___ DATA FOR ANALYSIS ___

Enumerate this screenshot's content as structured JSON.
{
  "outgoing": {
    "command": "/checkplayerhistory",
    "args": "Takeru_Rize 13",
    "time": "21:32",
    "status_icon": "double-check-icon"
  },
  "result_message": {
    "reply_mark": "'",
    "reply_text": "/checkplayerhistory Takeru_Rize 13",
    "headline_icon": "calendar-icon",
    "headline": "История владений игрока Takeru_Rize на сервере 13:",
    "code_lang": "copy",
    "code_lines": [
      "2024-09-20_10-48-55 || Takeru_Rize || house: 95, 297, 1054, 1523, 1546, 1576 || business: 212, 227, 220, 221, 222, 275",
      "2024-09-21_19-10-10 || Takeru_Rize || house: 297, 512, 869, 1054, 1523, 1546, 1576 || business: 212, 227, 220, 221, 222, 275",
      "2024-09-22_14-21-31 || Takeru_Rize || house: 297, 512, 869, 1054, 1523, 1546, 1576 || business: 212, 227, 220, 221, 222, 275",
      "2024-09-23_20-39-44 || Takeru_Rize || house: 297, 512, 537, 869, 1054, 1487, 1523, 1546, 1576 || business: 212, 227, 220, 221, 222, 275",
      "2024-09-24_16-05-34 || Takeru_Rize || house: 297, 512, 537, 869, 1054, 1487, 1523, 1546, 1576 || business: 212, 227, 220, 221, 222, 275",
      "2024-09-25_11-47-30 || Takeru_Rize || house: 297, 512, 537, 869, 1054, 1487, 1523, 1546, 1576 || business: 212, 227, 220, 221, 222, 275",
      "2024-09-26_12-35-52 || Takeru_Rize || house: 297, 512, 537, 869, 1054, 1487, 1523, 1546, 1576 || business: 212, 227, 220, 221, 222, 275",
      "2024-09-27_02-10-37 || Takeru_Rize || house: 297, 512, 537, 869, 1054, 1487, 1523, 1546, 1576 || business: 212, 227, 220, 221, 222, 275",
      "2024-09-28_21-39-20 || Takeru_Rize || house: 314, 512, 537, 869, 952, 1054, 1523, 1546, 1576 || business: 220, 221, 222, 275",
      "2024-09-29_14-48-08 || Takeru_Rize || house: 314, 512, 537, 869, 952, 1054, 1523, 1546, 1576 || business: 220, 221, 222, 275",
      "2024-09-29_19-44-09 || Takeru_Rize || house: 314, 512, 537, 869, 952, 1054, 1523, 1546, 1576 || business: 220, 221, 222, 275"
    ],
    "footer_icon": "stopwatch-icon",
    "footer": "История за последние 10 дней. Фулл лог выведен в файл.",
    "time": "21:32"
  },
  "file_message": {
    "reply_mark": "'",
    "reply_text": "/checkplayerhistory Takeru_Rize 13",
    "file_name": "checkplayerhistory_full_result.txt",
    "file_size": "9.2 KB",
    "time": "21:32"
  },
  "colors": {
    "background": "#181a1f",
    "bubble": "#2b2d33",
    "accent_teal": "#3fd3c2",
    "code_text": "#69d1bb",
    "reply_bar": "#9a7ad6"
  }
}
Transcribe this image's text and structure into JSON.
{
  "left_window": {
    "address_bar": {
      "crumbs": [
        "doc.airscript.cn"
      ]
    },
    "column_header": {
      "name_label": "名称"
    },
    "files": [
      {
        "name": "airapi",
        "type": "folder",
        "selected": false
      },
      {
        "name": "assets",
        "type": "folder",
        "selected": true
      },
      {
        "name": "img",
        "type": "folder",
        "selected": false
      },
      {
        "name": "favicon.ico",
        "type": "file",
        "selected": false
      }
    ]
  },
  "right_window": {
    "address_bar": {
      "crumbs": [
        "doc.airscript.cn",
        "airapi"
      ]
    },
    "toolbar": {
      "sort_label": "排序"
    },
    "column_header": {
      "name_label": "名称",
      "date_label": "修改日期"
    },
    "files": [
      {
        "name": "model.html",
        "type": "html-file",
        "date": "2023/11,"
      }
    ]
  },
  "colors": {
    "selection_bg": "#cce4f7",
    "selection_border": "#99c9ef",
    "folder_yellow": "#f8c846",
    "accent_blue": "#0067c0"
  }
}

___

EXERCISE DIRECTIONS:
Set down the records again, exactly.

ANSWER BELOW:
Enumerate this screenshot's content as structured JSON.
{
  "outgoing": {
    "command": "/checkplayerhistory",
    "args": "Takeru_Rize 13",
    "time": "21:32",
    "status_icon": "double-check-icon"
  },
  "result_message": {
    "reply_mark": "'",
    "reply_text": "/checkplayerhistory Takeru_Rize 13",
    "headline_icon": "calendar-icon",
    "headline": "История владений игрока Takeru_Rize на сервере 13:",
    "code_lang": "copy",
    "code_lines": [
      "2024-09-20_10-48-55 || Takeru_Rize || house: 95, 297, 1054, 1523, 1546, 1576 || business: 212, 227, 220, 221, 222, 275",
      "2024-09-21_19-10-10 || Takeru_Rize || house: 297, 512, 869, 1054, 1523, 1546, 1576 || business: 212, 227, 220, 221, 222, 275",
      "2024-09-22_14-21-31 || Takeru_Rize || house: 297, 512, 869, 1054, 1523, 1546, 1576 || business: 212, 227, 220, 221, 222, 275",
      "2024-09-23_20-39-44 || Takeru_Rize || house: 297, 512, 537, 869, 1054, 1487, 1523, 1546, 1576 || business: 212, 227, 220, 221, 222, 275",
      "2024-09-24_16-05-34 || Takeru_Rize || house: 297, 512, 537, 869, 1054, 1487, 1523, 1546, 1576 || business: 212, 227, 220, 221, 222, 275",
      "2024-09-25_11-47-30 || Takeru_Rize || house: 297, 512, 537, 869, 1054, 1487, 1523, 1546, 1576 || business: 212, 227, 220, 221, 222, 275",
      "2024-09-26_12-35-52 || Takeru_Rize || house: 297, 512, 537, 869, 1054, 1487, 1523, 1546, 1576 || business: 212, 227, 220, 221, 222, 275",
      "2024-09-27_02-10-37 || Takeru_Rize || house: 297, 512, 537, 869, 1054, 1487, 1523, 1546, 1576 || business: 212, 227, 220, 221, 222, 275",
      "2024-09-28_21-39-20 || Takeru_Rize || house: 314, 512, 537, 869, 952, 1054, 1523, 1546, 1576 || business: 220, 221, 222, 275",
      "2024-09-29_14-48-08 || Takeru_Rize || house: 314, 512, 537, 869, 952, 1054, 1523, 1546, 1576 || business: 220, 221, 222, 275",
      "2024-09-29_19-44-09 || Takeru_Rize || house: 314, 512, 537, 869, 952, 1054, 1523, 1546, 1576 || business: 220, 221, 222, 275"
    ],
    "footer_icon": "stopwatch-icon",
    "footer": "История за последние 10 дней. Фулл лог выведен в файл.",
    "time": "21:32"
  },
  "file_message": {
    "reply_mark": "'",
    "reply_text": "/checkplayerhistory Takeru_Rize 13",
    "file_name": "checkplayerhistory_full_result.txt",
    "file_size": "9.2 KB",
    "time": "21:32"
  },
  "colors": {
    "background": "#181a1f",
    "bubble": "#2b2d33",
    "accent_teal": "#3fd3c2",
    "code_text": "#69d1bb",
    "reply_bar": "#9a7ad6"
  }
}
Transcribe this image's text and structure into JSON.
{
  "left_window": {
    "address_bar": {
      "crumbs": [
        "doc.airscript.cn"
      ]
    },
    "column_header": {
      "name_label": "名称"
    },
    "files": [
      {
        "name": "airapi",
        "type": "folder",
        "selected": false
      },
      {
        "name": "assets",
        "type": "folder",
        "selected": true
      },
      {
        "name": "img",
        "type": "folder",
        "selected": false
      },
      {
        "name": "favicon.ico",
        "type": "file",
        "selected": false
      }
    ]
  },
  "right_window": {
    "address_bar": {
      "crumbs": [
        "doc.airscript.cn",
        "airapi"
      ]
    },
    "toolbar": {
      "sort_label": "排序"
    },
    "column_header": {
      "name_label": "名称",
      "date_label": "修改日期"
    },
    "files": [
      {
        "name": "model.html",
        "type": "html-file",
        "date": "2023/11,"
      }
    ]
  },
  "colors": {
    "selection_bg": "#cce4f7",
    "selection_border": "#99c9ef",
    "folder_yellow": "#f8c846",
    "accent_blue": "#0067c0"
  }
}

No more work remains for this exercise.